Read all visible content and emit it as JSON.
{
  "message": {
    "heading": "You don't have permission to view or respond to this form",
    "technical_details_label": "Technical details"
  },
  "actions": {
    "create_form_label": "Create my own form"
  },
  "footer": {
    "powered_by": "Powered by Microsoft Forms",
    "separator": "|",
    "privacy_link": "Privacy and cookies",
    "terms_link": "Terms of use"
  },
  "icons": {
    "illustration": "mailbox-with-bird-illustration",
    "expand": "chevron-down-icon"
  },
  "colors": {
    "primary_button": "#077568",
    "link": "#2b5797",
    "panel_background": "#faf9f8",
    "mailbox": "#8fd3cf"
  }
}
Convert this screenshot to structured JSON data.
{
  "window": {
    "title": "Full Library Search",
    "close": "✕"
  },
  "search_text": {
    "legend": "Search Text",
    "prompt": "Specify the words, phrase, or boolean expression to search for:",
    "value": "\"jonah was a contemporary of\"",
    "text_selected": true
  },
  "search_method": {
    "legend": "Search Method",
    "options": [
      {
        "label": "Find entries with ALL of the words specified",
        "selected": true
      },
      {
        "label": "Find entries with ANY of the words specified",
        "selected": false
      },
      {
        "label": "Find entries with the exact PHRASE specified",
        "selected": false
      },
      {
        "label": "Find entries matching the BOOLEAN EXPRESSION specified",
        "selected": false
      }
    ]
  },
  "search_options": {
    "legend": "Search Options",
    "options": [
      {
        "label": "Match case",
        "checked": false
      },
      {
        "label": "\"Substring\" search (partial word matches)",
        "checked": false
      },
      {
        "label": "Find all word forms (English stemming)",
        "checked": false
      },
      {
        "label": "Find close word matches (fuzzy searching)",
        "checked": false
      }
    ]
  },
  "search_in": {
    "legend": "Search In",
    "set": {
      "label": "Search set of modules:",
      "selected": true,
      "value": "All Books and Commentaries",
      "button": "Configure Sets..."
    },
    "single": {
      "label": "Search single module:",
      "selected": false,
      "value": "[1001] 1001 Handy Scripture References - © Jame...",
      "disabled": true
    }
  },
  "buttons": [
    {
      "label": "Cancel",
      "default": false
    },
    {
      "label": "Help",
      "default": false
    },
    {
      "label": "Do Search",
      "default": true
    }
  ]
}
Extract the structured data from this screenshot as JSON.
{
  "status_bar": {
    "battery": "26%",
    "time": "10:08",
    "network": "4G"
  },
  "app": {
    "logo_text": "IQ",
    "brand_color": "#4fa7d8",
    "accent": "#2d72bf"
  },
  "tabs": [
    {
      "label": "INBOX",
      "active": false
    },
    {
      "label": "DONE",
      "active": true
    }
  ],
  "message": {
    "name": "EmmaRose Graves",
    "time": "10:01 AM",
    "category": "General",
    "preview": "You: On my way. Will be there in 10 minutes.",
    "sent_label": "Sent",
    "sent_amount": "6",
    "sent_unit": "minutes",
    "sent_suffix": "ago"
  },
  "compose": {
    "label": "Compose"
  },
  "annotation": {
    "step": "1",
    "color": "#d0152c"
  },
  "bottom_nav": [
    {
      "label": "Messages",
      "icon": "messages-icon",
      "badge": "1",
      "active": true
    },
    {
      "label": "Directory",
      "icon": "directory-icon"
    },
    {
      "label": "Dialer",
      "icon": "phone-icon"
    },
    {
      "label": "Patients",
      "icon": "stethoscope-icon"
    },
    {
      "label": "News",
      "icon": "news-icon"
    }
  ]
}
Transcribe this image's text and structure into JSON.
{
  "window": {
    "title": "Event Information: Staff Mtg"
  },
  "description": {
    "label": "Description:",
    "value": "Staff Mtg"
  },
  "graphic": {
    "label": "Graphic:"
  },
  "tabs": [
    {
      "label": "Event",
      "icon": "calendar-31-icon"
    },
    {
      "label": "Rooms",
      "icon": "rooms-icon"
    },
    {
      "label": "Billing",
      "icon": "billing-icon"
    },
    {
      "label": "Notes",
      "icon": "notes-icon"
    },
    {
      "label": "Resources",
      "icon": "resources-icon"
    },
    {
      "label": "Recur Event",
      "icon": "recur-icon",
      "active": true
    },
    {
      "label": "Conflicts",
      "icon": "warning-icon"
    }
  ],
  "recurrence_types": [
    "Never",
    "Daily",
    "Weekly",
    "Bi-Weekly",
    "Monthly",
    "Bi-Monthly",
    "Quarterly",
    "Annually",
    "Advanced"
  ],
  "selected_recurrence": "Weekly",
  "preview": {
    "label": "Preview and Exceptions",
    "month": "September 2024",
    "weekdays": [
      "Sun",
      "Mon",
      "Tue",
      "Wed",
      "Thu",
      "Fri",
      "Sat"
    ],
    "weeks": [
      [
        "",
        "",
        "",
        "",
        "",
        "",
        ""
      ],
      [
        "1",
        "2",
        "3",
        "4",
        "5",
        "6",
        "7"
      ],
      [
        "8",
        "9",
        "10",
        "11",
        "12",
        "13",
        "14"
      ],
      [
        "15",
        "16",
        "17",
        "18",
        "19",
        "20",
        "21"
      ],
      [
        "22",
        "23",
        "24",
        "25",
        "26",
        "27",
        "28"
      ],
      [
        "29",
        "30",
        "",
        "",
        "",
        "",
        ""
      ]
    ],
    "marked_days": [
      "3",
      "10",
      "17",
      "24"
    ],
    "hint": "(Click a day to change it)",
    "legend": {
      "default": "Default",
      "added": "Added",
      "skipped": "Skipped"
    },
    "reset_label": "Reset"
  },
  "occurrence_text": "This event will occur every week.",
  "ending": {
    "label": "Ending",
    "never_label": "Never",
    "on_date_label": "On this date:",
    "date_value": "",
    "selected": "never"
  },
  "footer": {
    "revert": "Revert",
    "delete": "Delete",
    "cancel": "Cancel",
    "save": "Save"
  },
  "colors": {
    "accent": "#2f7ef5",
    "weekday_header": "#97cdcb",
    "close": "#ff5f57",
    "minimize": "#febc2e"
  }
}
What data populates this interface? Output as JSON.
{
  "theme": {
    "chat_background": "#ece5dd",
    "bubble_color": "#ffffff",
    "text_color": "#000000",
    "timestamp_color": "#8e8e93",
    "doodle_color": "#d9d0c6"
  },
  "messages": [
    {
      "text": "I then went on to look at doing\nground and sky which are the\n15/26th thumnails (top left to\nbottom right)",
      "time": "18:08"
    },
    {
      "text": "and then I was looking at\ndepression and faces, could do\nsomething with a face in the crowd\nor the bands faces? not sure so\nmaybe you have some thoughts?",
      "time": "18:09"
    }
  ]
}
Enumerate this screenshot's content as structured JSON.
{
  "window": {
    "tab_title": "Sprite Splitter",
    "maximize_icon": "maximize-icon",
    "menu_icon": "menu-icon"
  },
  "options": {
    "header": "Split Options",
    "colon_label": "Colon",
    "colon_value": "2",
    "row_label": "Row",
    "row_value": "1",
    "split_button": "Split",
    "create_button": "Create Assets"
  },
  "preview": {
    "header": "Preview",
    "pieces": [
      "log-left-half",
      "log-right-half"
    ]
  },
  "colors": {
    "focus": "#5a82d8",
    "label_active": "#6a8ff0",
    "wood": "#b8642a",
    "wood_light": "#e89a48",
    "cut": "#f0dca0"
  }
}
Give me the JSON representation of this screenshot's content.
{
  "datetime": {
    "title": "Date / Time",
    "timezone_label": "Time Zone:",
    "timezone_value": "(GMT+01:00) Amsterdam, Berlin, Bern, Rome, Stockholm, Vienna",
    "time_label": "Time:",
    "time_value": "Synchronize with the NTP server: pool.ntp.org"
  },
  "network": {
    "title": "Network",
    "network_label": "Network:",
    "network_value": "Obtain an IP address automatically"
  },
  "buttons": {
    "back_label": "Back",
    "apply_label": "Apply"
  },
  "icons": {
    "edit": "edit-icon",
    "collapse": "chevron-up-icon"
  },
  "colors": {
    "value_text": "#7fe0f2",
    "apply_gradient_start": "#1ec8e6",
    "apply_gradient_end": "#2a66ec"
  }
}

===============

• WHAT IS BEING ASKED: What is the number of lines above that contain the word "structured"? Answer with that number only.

• RESULT OF THIS EXERCISE: 3